Many people with type 2 diabetes will need to combine healthy eating and physical activity (such as walking) with 1 or more medications. There are 2 classes of diabetes medication that we talk about: non-insulin and insulin. Both are taken to help keep blood glucoseBlood glucoseThe main sugar found in the blood, and the body’s main source of energy. within the target range. Some diabetes medications are taken orally (pills), some are by injection.
Your doctor will let you know if you need to add medicine to your diabetes care plan. This is called “treatment intensification.” He or she will also let you know if and when it’s time to change your medicine if your diabetes has changed.
There are many types of OADs. They work in different ways to lower blood glucose.
Since the different kinds of OADs help lower blood glucose in different ways, some may be used together. These options allow doctors to come up with treatment plans that meet individual needs.
Your doctor may also prescribe a GLP-1 receptor agonist (GLP‑1 RA) as part of your therapy.
GLP-1 is short for glucagon-like peptide-1. It's a naturally occurring hormone released from cells in your body that helps it release insulin to help keep blood glucose in balance. If you have type 2 diabetes, your body may not be responding to GLP-1 properly. When your insulin isn't released at the right time or in the right amount, your blood glucose can get too high.
A GLP-1 RA is a non-insulin medicine that acts like the GLP-1 in your body. These medicines work by:
A GLP-1/GIP medication is one that has the actions of GLP-1 listed above and also mimics GIP (gastric inhibitory peptide), another naturally occurring hormone. This type of medicine also helps your body release insulin in response to meals.
Another option your doctor may prescribe is an amylin agonist. This is an injectable drug that acts like a hormone produced by the pancreas. It affects several different organ systems and works by:

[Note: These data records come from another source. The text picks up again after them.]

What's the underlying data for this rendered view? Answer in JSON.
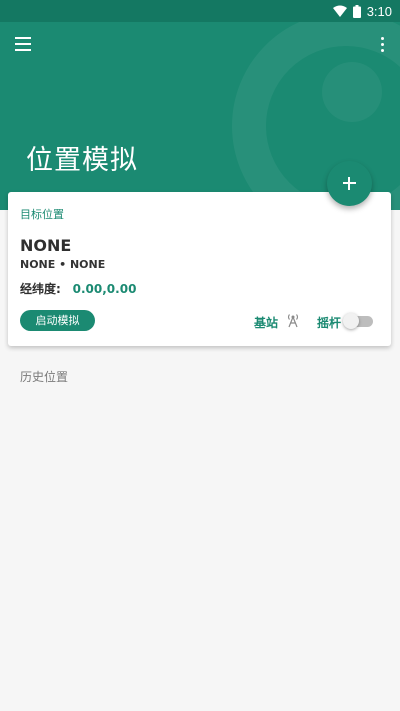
{
  "status_bar": {
    "time": "3:10",
    "icons": [
      "wifi-icon",
      "battery-icon"
    ]
  },
  "app_bar": {
    "menu_icon": "menu-icon",
    "more_icon": "more-vert-icon",
    "title": "位置模拟"
  },
  "fab": {
    "icon": "add-icon"
  },
  "target_card": {
    "label": "目标位置",
    "place_name": "NONE",
    "place_subtitle": "NONE • NONE",
    "coord_label": "经纬度:",
    "coord_value": "0.00,0.00",
    "start_button": "启动模拟",
    "base_station_label": "基站",
    "base_station_icon": "antenna-icon",
    "joystick_label": "摇杆",
    "joystick_enabled": false
  },
  "history": {
    "label": "历史位置"
  },
  "colors": {
    "primary": "#1b8a72",
    "status_bar": "#147862",
    "background": "#f6f6f6"
  }
}
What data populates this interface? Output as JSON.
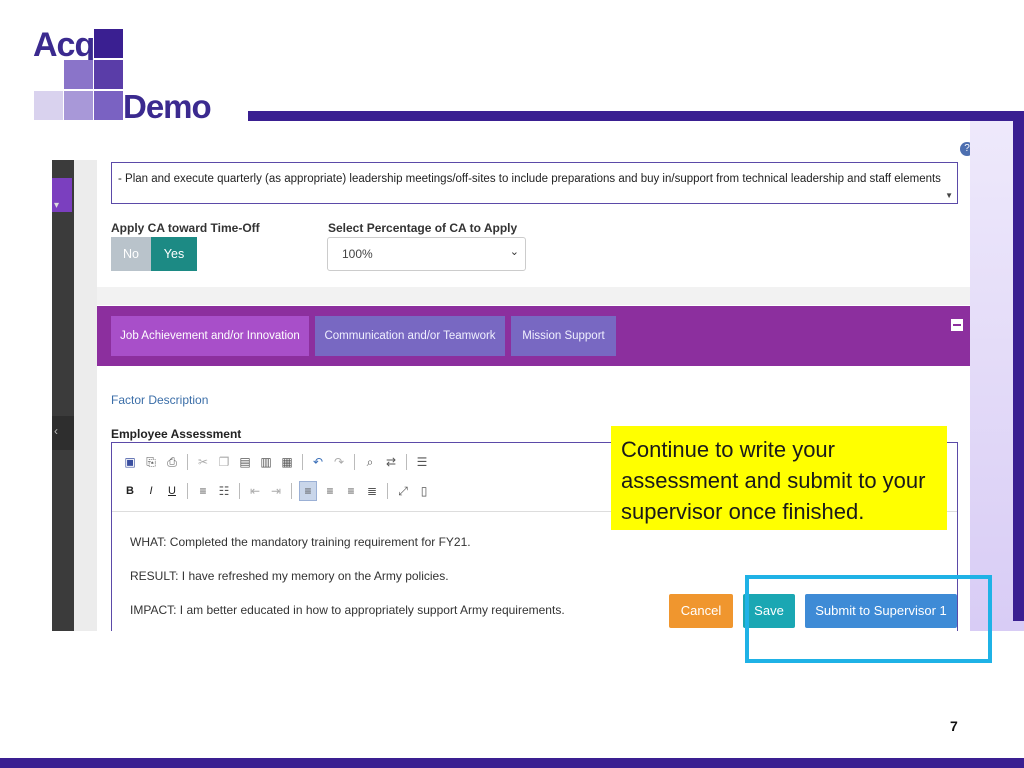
{
  "logo": {
    "acq": "Acq",
    "demo": "Demo"
  },
  "slide": {
    "page_number": "7"
  },
  "colors": {
    "brand_purple": "#3a1f91",
    "panel_purple": "#8c2f9e",
    "callout_yellow": "#ffff00",
    "highlight_cyan": "#1fb2e6"
  },
  "form": {
    "objective_text": "- Plan and execute quarterly (as appropriate) leadership meetings/off-sites to include preparations and buy in/support from technical leadership and staff elements",
    "apply_ca_label": "Apply CA toward Time-Off",
    "toggle_no": "No",
    "toggle_yes": "Yes",
    "select_label": "Select Percentage of CA to Apply",
    "select_value": "100%",
    "help_icon": "?"
  },
  "tabs": [
    {
      "label": "Job Achievement and/or Innovation",
      "active": true
    },
    {
      "label": "Communication and/or Teamwork",
      "active": false
    },
    {
      "label": "Mission Support",
      "active": false
    }
  ],
  "factor_description": "Factor Description",
  "employee_assessment": {
    "label": "Employee Assessment",
    "toolbar_bold": "B",
    "toolbar_italic": "I",
    "toolbar_underline": "U",
    "lines": [
      "WHAT: Completed the mandatory training requirement for FY21.",
      "RESULT: I have refreshed my memory on the Army policies.",
      "IMPACT: I am better educated in how to appropriately support Army requirements."
    ]
  },
  "buttons": {
    "cancel": "Cancel",
    "save": "Save",
    "submit": "Submit to Supervisor 1"
  },
  "callout": {
    "text": "Continue to write your assessment and submit to your supervisor once finished."
  }
}
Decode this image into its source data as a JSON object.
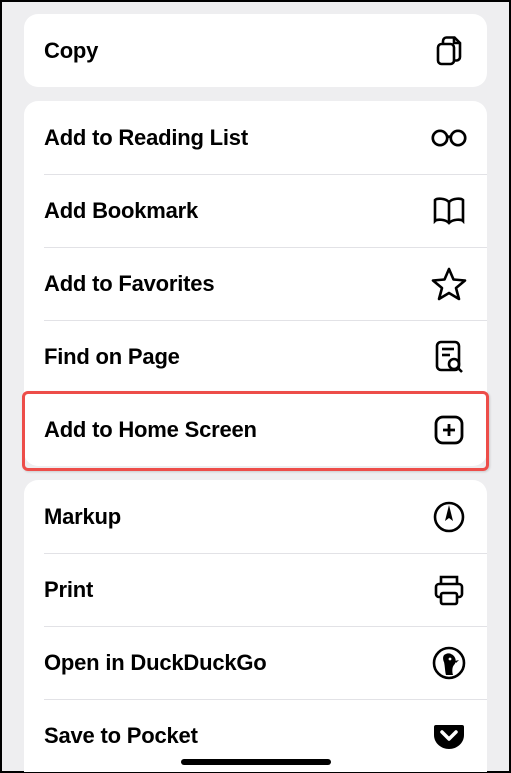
{
  "groups": [
    {
      "items": [
        {
          "id": "copy",
          "label": "Copy",
          "icon": "copy-icon"
        }
      ]
    },
    {
      "items": [
        {
          "id": "reading-list",
          "label": "Add to Reading List",
          "icon": "glasses-icon"
        },
        {
          "id": "bookmark",
          "label": "Add Bookmark",
          "icon": "book-icon"
        },
        {
          "id": "favorites",
          "label": "Add to Favorites",
          "icon": "star-icon"
        },
        {
          "id": "find",
          "label": "Find on Page",
          "icon": "find-icon"
        },
        {
          "id": "home-screen",
          "label": "Add to Home Screen",
          "icon": "plus-square-icon"
        }
      ]
    },
    {
      "items": [
        {
          "id": "markup",
          "label": "Markup",
          "icon": "markup-icon"
        },
        {
          "id": "print",
          "label": "Print",
          "icon": "printer-icon"
        },
        {
          "id": "duckduckgo",
          "label": "Open in DuckDuckGo",
          "icon": "duckduckgo-icon"
        },
        {
          "id": "pocket",
          "label": "Save to Pocket",
          "icon": "pocket-icon"
        }
      ]
    }
  ],
  "highlighted_item": "home-screen"
}
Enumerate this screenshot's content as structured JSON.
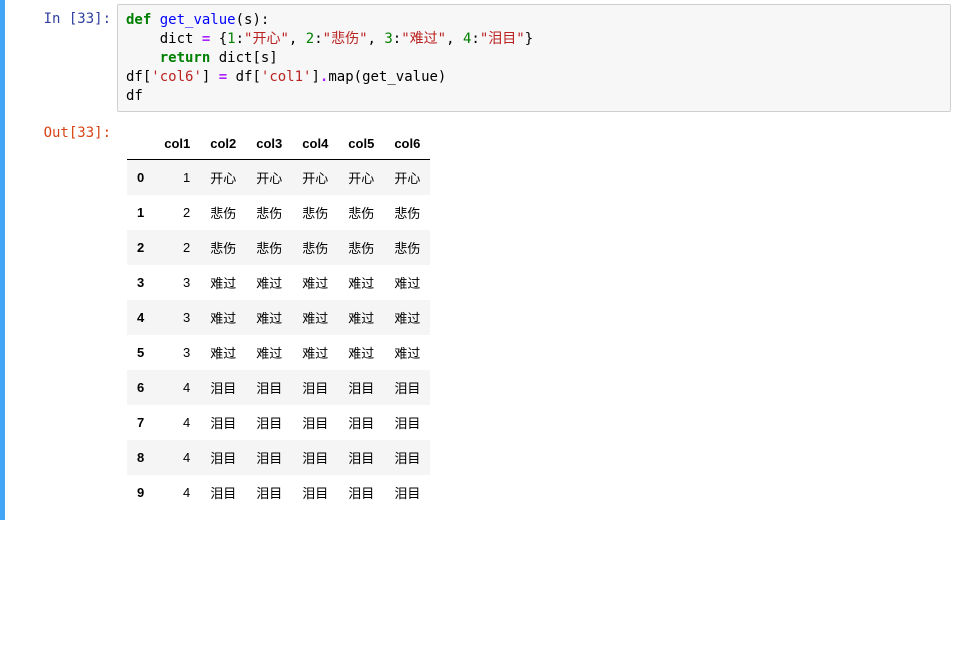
{
  "prompts": {
    "in_label": "In  [33]:",
    "out_label": "Out[33]:"
  },
  "code": {
    "kw_def": "def",
    "fn_name": "get_value",
    "paren_open": "(",
    "param": "s",
    "paren_close_colon": "):",
    "indent1": "    ",
    "dict_assign_left": "dict ",
    "eq": "=",
    "dict_open": " {",
    "n1": "1",
    "colon": ":",
    "s1": "\"开心\"",
    "comma_sp": ", ",
    "n2": "2",
    "s2": "\"悲伤\"",
    "n3": "3",
    "s3": "\"难过\"",
    "n4": "4",
    "s4": "\"泪目\"",
    "dict_close": "}",
    "kw_return": "return",
    "return_expr": " dict[s]",
    "line4_a": "df[",
    "line4_s1": "'col6'",
    "line4_b": "] ",
    "line4_c": " df[",
    "line4_s2": "'col1'",
    "line4_d": "]",
    "dot": ".",
    "map_fn": "map",
    "line4_e": "(get_value)",
    "line5": "df"
  },
  "table": {
    "columns": [
      "col1",
      "col2",
      "col3",
      "col4",
      "col5",
      "col6"
    ],
    "index": [
      "0",
      "1",
      "2",
      "3",
      "4",
      "5",
      "6",
      "7",
      "8",
      "9"
    ],
    "rows": [
      [
        "1",
        "开心",
        "开心",
        "开心",
        "开心",
        "开心"
      ],
      [
        "2",
        "悲伤",
        "悲伤",
        "悲伤",
        "悲伤",
        "悲伤"
      ],
      [
        "2",
        "悲伤",
        "悲伤",
        "悲伤",
        "悲伤",
        "悲伤"
      ],
      [
        "3",
        "难过",
        "难过",
        "难过",
        "难过",
        "难过"
      ],
      [
        "3",
        "难过",
        "难过",
        "难过",
        "难过",
        "难过"
      ],
      [
        "3",
        "难过",
        "难过",
        "难过",
        "难过",
        "难过"
      ],
      [
        "4",
        "泪目",
        "泪目",
        "泪目",
        "泪目",
        "泪目"
      ],
      [
        "4",
        "泪目",
        "泪目",
        "泪目",
        "泪目",
        "泪目"
      ],
      [
        "4",
        "泪目",
        "泪目",
        "泪目",
        "泪目",
        "泪目"
      ],
      [
        "4",
        "泪目",
        "泪目",
        "泪目",
        "泪目",
        "泪目"
      ]
    ]
  }
}
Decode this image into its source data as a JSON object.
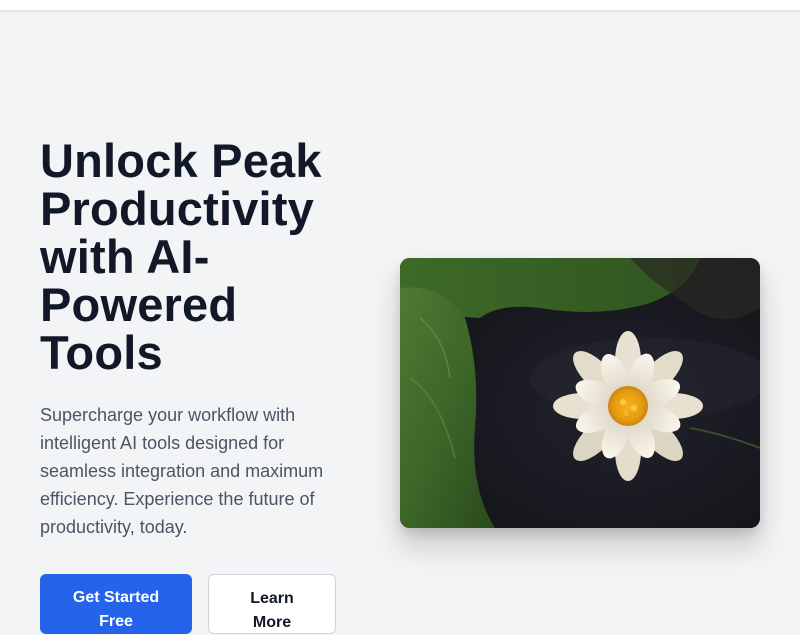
{
  "hero": {
    "title": "Unlock Peak Productivity with AI-Powered Tools",
    "description": "Supercharge your workflow with intelligent AI tools designed for seamless integration and maximum efficiency. Experience the future of productivity, today.",
    "primary_button": "Get Started Free",
    "secondary_button": "Learn More",
    "image_subject": "white water lily on dark pond with lily pads"
  },
  "colors": {
    "background": "#f3f4f6",
    "heading": "#111827",
    "body_text": "#4b5563",
    "primary": "#2563eb",
    "secondary_border": "#d1d5db"
  }
}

The insulinInsulinA hormone made by the beta cells in the pancreas that helps glucose move from the blood into the cells. Insulin is also an injectable medicine that is used to treat diabetes by controlling the level of glucose in the blood. that your body makes naturally is a hormone that is important for producing energy from food. Some people with type 2 diabetes may not be able to use their own insulin well. This is called insulin resistance. It causes blood glucose levels to increase.
As diabetes changes over time, the body makes less insulin and can’t control blood glucose levels. For these people, insulin can be injected under the skin. This helps lower blood glucose levels back to their normal range.
Different insulin medicines work in different ways to replace the insulin you’re missing. They are grouped together based on:
Human insulin is actually made in a lab. It’s called “human” because the structure is identical to the insulin your body makes.
There are 3 types of human insulin:
Insulin analogs are human insulin with small changes made to the hormone so that it is absorbed faster or lasts longer in the body.
The 3 main types of insulin analogs are:
Each type of insulin helps manage blood glucose. But no one type is right for everyone. Each person’s insulin need is different and may change over time. Your doctor will prescribe the insulin that is best for you.